King County officials urge river safety as temperatures rise
May 22, 2012
More sunshine and balmier temperatures in the forecast mean more people heading to area rivers.
King County officials urge recreational river users to use caution due to the effects of significantly greater-than-average mountain snowpack on waterways.
Even though air temperatures continue to rise, rivers, lakes and Puget Sound all remain cold, and recreationists should use caution around open water.
Officials recommended kayakers, boaters, rafters and other river users check conditions and scout rivers thoroughly for hazards before getting in the water.
“Rivers are dynamic systems, and they are always changing,” King County Department of Natural Resources and Parks Director Christie True said in a statement. “Warm weather and cold water can be a dangerous combination, and we urge all river users to exercise a high degree of caution and awareness when recreating on any of King County’s beautiful rivers.”
King County leaders adopted a measure last spring to require personal flotation devices for users along the Raging, Snoqualmie, Tolt, Cedar, Green, Skykomish and White rivers in unincorporated areas. The measure expired in October.

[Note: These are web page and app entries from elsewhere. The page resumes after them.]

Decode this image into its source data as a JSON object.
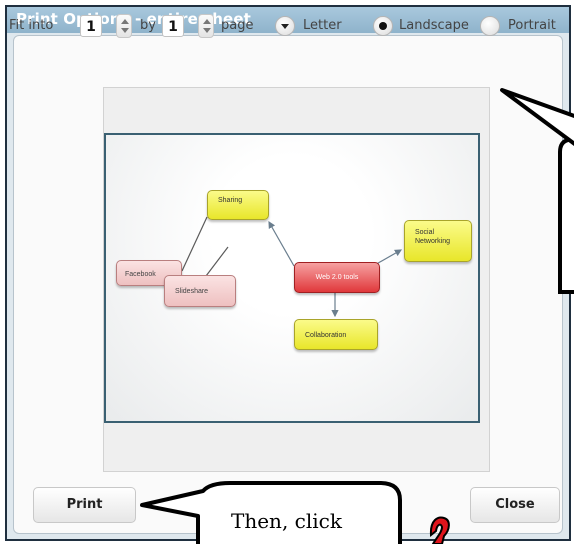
{
  "dialog": {
    "title": "Print Options - entire sheet"
  },
  "toolbar": {
    "fit_into_label": "Fit into",
    "pages_wide": "1",
    "by_label": "by",
    "pages_tall": "1",
    "page_label": "page",
    "paper_size": "Letter",
    "orientation_landscape": "Landscape",
    "orientation_portrait": "Portrait",
    "selected_orientation": "Landscape"
  },
  "preview": {
    "nodes": {
      "center": "Web 2.0 tools",
      "sharing": "Sharing",
      "facebook": "Facebook",
      "slideshare": "Slideshare",
      "social_line1": "Social",
      "social_line2": "Networking",
      "collaboration": "Collaboration"
    }
  },
  "buttons": {
    "print": "Print",
    "close": "Close"
  },
  "annotation": {
    "callout_text": "Then, click"
  }
}
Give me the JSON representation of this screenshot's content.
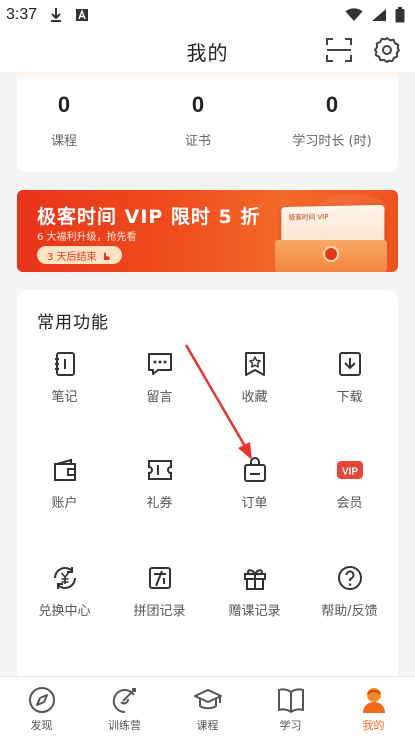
{
  "status_bar": {
    "time": "3:37"
  },
  "header": {
    "title": "我的"
  },
  "stats": [
    {
      "value": "0",
      "label": "课程"
    },
    {
      "value": "0",
      "label": "证书"
    },
    {
      "value": "0",
      "label": "学习时长 (时)"
    }
  ],
  "banner": {
    "title": "极客时间 VIP 限时 5 折",
    "subtitle": "6 大福利升级，抢先看",
    "pill": "3 天后结束",
    "card_text": "极客时间 VIP"
  },
  "functions": {
    "title": "常用功能",
    "items": [
      {
        "label": "笔记",
        "icon": "notebook-icon"
      },
      {
        "label": "留言",
        "icon": "comment-icon"
      },
      {
        "label": "收藏",
        "icon": "bookmark-star-icon"
      },
      {
        "label": "下载",
        "icon": "download-icon"
      },
      {
        "label": "账户",
        "icon": "wallet-icon"
      },
      {
        "label": "礼券",
        "icon": "coupon-icon"
      },
      {
        "label": "订单",
        "icon": "order-bag-icon"
      },
      {
        "label": "会员",
        "icon": "vip-badge-icon"
      },
      {
        "label": "兑换中心",
        "icon": "exchange-yuan-icon"
      },
      {
        "label": "拼团记录",
        "icon": "group-buy-icon"
      },
      {
        "label": "赠课记录",
        "icon": "gift-icon"
      },
      {
        "label": "帮助/反馈",
        "icon": "help-icon"
      }
    ],
    "vip_badge_text": "VIP"
  },
  "bottom_nav": [
    {
      "label": "发现",
      "icon": "compass-icon",
      "active": false
    },
    {
      "label": "训练营",
      "icon": "training-icon",
      "active": false
    },
    {
      "label": "课程",
      "icon": "graduation-cap-icon",
      "active": false
    },
    {
      "label": "学习",
      "icon": "open-book-icon",
      "active": false
    },
    {
      "label": "我的",
      "icon": "profile-avatar-icon",
      "active": true
    }
  ],
  "colors": {
    "accent": "#f26b1d",
    "banner_red": "#e8331a",
    "annotation_arrow": "#e8352b"
  }
}
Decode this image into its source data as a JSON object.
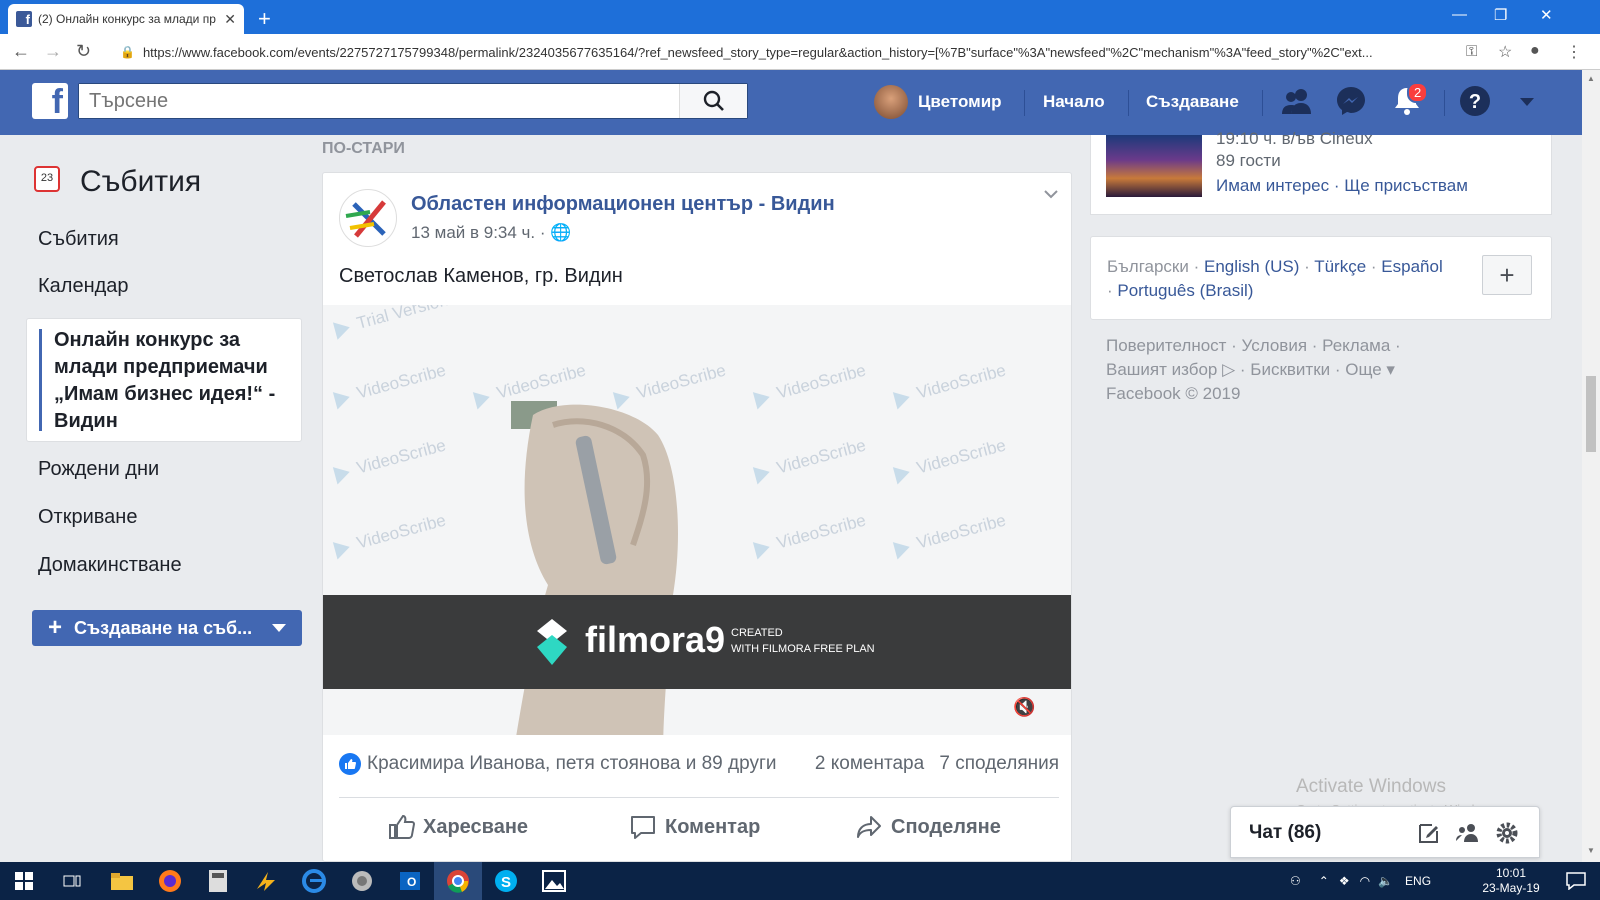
{
  "browser": {
    "tab_title": "(2) Онлайн конкурс за млади пр",
    "url": "https://www.facebook.com/events/2275727175799348/permalink/2324035677635164/?ref_newsfeed_story_type=regular&action_history=[%7B\"surface\"%3A\"newsfeed\"%2C\"mechanism\"%3A\"feed_story\"%2C\"ext..."
  },
  "header": {
    "search_placeholder": "Търсене",
    "user_name": "Цветомир",
    "home": "Начало",
    "create": "Създаване",
    "notifications_count": "2",
    "brand_color": "#4267b2"
  },
  "sidebar": {
    "title": "Събития",
    "calendar_day": "23",
    "items": [
      "Събития",
      "Календар",
      "Рождени дни",
      "Откриване",
      "Домакинстване"
    ],
    "active_item": "Онлайн конкурс за млади предприемачи „Имам бизнес идея!“ - Видин",
    "create_button": "Създаване на съб..."
  },
  "feed": {
    "section_label": "ПО-СТАРИ",
    "post": {
      "author": "Областен информационен център - Видин",
      "date": "13 май в 9:34 ч. ·",
      "text": "Светослав Каменов, гр. Видин",
      "video": {
        "watermark": "VideoScribe",
        "watermark_sub": "Trial Version",
        "brand": "filmora9",
        "brand_sub1": "CREATED",
        "brand_sub2": "WITH FILMORA FREE PLAN"
      },
      "reactions": "Красимира Иванова, петя стоянова и 89 други",
      "comments": "2 коментара",
      "shares": "7 споделяния",
      "actions": {
        "like": "Харесване",
        "comment": "Коментар",
        "share": "Споделяне"
      }
    }
  },
  "right": {
    "event_time": "19:10 ч. в/ъв Cineux",
    "event_guests": "89 гости",
    "interested": "Имам интерес",
    "going": "Ще присъствам",
    "languages": {
      "current": "Български",
      "others": [
        "English (US)",
        "Türkçe",
        "Español",
        "Português (Brasil)"
      ]
    },
    "footer_line1": "Поверителност · Условия · Реклама ·",
    "footer_line2": "Вашият избор ▷ · Бисквитки · Още ▾",
    "footer_line3": "Facebook © 2019"
  },
  "chat": {
    "label": "Чат (86)"
  },
  "windows": {
    "activate_title": "Activate Windows",
    "activate_sub": "Go to Settings to activate Windows.",
    "lang": "ENG",
    "time": "10:01",
    "date": "23-May-19"
  }
}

“If you’re looking to swim, there are much safer places to be than in the rivers, such as our local pools and lifeguarded beaches,” Dr. David Fleming, director and health officer for Public Health – Seattle & King County, said in a statement. “If you choose to enjoy the rivers for other recreational activities, we want you to return home safely. Please use caution and wear a PFD on the water.”